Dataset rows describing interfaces
-- Opening Marker --

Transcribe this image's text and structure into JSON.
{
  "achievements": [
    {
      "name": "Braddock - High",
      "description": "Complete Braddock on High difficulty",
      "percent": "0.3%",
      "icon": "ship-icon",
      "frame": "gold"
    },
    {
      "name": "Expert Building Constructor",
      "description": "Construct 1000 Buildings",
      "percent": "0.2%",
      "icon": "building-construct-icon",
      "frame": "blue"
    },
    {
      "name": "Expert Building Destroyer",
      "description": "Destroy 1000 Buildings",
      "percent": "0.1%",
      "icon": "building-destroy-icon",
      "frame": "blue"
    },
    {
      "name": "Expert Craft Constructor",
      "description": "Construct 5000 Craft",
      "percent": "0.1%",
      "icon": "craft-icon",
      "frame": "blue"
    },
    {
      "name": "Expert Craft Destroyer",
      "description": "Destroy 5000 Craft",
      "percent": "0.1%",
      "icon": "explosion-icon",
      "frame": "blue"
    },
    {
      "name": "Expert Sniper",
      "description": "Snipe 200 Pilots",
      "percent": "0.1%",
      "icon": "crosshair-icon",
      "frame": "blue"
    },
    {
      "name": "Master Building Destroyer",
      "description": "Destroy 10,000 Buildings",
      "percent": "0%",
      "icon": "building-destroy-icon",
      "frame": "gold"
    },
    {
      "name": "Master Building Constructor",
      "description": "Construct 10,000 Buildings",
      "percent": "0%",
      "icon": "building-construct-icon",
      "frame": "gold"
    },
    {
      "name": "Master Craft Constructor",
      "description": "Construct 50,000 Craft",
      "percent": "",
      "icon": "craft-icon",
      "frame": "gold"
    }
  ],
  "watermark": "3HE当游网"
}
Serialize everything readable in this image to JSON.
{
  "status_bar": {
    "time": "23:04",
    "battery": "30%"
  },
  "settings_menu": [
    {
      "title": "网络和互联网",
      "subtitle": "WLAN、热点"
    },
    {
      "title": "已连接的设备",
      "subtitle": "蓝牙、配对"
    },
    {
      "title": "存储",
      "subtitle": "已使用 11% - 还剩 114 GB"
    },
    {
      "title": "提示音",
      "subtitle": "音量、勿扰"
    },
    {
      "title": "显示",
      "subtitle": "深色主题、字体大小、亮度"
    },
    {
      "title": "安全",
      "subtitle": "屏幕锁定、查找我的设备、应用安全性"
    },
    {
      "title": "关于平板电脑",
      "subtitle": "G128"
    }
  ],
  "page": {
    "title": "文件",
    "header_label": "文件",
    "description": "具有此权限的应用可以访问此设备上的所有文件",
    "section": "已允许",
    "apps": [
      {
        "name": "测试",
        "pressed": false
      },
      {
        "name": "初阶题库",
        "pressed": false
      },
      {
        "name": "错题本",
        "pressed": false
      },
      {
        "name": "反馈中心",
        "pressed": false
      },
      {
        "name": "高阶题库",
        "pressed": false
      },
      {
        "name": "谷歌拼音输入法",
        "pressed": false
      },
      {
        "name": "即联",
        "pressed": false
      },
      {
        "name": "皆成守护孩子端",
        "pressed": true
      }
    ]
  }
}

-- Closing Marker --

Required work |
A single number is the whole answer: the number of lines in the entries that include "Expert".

Problem solution |
5